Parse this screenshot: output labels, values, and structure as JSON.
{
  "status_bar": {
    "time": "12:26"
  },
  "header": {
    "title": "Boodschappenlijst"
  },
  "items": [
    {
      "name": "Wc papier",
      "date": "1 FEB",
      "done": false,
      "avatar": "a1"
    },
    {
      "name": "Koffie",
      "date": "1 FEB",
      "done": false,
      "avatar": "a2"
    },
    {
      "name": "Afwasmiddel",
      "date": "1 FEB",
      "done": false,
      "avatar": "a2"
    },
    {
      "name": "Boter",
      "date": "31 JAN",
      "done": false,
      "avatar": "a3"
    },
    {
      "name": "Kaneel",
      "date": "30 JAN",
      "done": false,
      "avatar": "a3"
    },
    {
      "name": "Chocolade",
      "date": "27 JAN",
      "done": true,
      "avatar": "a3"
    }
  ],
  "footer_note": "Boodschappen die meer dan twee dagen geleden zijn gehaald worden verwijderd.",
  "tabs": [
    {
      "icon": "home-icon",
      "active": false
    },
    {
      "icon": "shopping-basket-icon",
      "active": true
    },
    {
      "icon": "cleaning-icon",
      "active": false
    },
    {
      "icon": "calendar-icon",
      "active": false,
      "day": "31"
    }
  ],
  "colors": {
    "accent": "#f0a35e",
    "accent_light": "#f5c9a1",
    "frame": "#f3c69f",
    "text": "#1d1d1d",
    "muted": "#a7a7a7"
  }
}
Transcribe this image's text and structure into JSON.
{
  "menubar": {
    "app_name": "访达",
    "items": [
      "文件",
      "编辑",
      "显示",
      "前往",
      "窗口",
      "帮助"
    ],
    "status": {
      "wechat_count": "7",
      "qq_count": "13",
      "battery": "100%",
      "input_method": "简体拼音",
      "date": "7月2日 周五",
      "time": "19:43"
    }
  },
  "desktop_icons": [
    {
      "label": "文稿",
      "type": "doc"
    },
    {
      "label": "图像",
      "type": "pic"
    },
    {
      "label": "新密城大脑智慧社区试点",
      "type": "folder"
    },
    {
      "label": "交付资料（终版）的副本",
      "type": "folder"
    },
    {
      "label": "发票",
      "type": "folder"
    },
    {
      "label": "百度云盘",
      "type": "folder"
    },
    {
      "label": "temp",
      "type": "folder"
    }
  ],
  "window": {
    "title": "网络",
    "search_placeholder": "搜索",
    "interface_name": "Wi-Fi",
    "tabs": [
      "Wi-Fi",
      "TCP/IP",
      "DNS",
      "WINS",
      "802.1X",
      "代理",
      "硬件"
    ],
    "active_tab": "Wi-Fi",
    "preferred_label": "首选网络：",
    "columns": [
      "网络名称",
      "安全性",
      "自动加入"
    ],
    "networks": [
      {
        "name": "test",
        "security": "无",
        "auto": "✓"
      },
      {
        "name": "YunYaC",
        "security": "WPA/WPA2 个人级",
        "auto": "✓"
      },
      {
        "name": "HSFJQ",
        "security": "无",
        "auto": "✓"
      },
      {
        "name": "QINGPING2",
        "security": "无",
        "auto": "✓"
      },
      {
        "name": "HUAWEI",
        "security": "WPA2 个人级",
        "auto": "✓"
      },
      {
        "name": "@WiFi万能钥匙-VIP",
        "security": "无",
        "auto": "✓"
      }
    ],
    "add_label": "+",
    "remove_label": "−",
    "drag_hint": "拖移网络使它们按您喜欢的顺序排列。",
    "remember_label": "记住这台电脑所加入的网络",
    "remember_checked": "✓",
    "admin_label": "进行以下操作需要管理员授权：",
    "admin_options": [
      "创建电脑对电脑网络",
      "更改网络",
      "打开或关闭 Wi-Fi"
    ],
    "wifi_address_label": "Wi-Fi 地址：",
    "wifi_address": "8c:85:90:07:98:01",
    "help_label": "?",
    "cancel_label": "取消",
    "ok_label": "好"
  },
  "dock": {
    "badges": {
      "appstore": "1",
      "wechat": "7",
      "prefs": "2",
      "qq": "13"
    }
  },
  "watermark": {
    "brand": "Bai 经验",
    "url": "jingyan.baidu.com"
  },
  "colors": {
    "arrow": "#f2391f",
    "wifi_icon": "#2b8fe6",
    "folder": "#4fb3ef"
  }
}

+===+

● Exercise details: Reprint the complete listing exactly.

● Written reply:
Parse this screenshot: output labels, values, and structure as JSON.
{
  "status_bar": {
    "time": "12:26"
  },
  "header": {
    "title": "Boodschappenlijst"
  },
  "items": [
    {
      "name": "Wc papier",
      "date": "1 FEB",
      "done": false,
      "avatar": "a1"
    },
    {
      "name": "Koffie",
      "date": "1 FEB",
      "done": false,
      "avatar": "a2"
    },
    {
      "name": "Afwasmiddel",
      "date": "1 FEB",
      "done": false,
      "avatar": "a2"
    },
    {
      "name": "Boter",
      "date": "31 JAN",
      "done": false,
      "avatar": "a3"
    },
    {
      "name": "Kaneel",
      "date": "30 JAN",
      "done": false,
      "avatar": "a3"
    },
    {
      "name": "Chocolade",
      "date": "27 JAN",
      "done": true,
      "avatar": "a3"
    }
  ],
  "footer_note": "Boodschappen die meer dan twee dagen geleden zijn gehaald worden verwijderd.",
  "tabs": [
    {
      "icon": "home-icon",
      "active": false
    },
    {
      "icon": "shopping-basket-icon",
      "active": true
    },
    {
      "icon": "cleaning-icon",
      "active": false
    },
    {
      "icon": "calendar-icon",
      "active": false,
      "day": "31"
    }
  ],
  "colors": {
    "accent": "#f0a35e",
    "accent_light": "#f5c9a1",
    "frame": "#f3c69f",
    "text": "#1d1d1d",
    "muted": "#a7a7a7"
  }
}
Transcribe this image's text and structure into JSON.
{
  "menubar": {
    "app_name": "访达",
    "items": [
      "文件",
      "编辑",
      "显示",
      "前往",
      "窗口",
      "帮助"
    ],
    "status": {
      "wechat_count": "7",
      "qq_count": "13",
      "battery": "100%",
      "input_method": "简体拼音",
      "date": "7月2日 周五",
      "time": "19:43"
    }
  },
  "desktop_icons": [
    {
      "label": "文稿",
      "type": "doc"
    },
    {
      "label": "图像",
      "type": "pic"
    },
    {
      "label": "新密城大脑智慧社区试点",
      "type": "folder"
    },
    {
      "label": "交付资料（终版）的副本",
      "type": "folder"
    },
    {
      "label": "发票",
      "type": "folder"
    },
    {
      "label": "百度云盘",
      "type": "folder"
    },
    {
      "label": "temp",
      "type": "folder"
    }
  ],
  "window": {
    "title": "网络",
    "search_placeholder": "搜索",
    "interface_name": "Wi-Fi",
    "tabs": [
      "Wi-Fi",
      "TCP/IP",
      "DNS",
      "WINS",
      "802.1X",
      "代理",
      "硬件"
    ],
    "active_tab": "Wi-Fi",
    "preferred_label": "首选网络：",
    "columns": [
      "网络名称",
      "安全性",
      "自动加入"
    ],
    "networks": [
      {
        "name": "test",
        "security": "无",
        "auto": "✓"
      },
      {
        "name": "YunYaC",
        "security": "WPA/WPA2 个人级",
        "auto": "✓"
      },
      {
        "name": "HSFJQ",
        "security": "无",
        "auto": "✓"
      },
      {
        "name": "QINGPING2",
        "security": "无",
        "auto": "✓"
      },
      {
        "name": "HUAWEI",
        "security": "WPA2 个人级",
        "auto": "✓"
      },
      {
        "name": "@WiFi万能钥匙-VIP",
        "security": "无",
        "auto": "✓"
      }
    ],
    "add_label": "+",
    "remove_label": "−",
    "drag_hint": "拖移网络使它们按您喜欢的顺序排列。",
    "remember_label": "记住这台电脑所加入的网络",
    "remember_checked": "✓",
    "admin_label": "进行以下操作需要管理员授权：",
    "admin_options": [
      "创建电脑对电脑网络",
      "更改网络",
      "打开或关闭 Wi-Fi"
    ],
    "wifi_address_label": "Wi-Fi 地址：",
    "wifi_address": "8c:85:90:07:98:01",
    "help_label": "?",
    "cancel_label": "取消",
    "ok_label": "好"
  },
  "dock": {
    "badges": {
      "appstore": "1",
      "wechat": "7",
      "prefs": "2",
      "qq": "13"
    }
  },
  "watermark": {
    "brand": "Bai 经验",
    "url": "jingyan.baidu.com"
  },
  "colors": {
    "arrow": "#f2391f",
    "wifi_icon": "#2b8fe6",
    "folder": "#4fb3ef"
  }
}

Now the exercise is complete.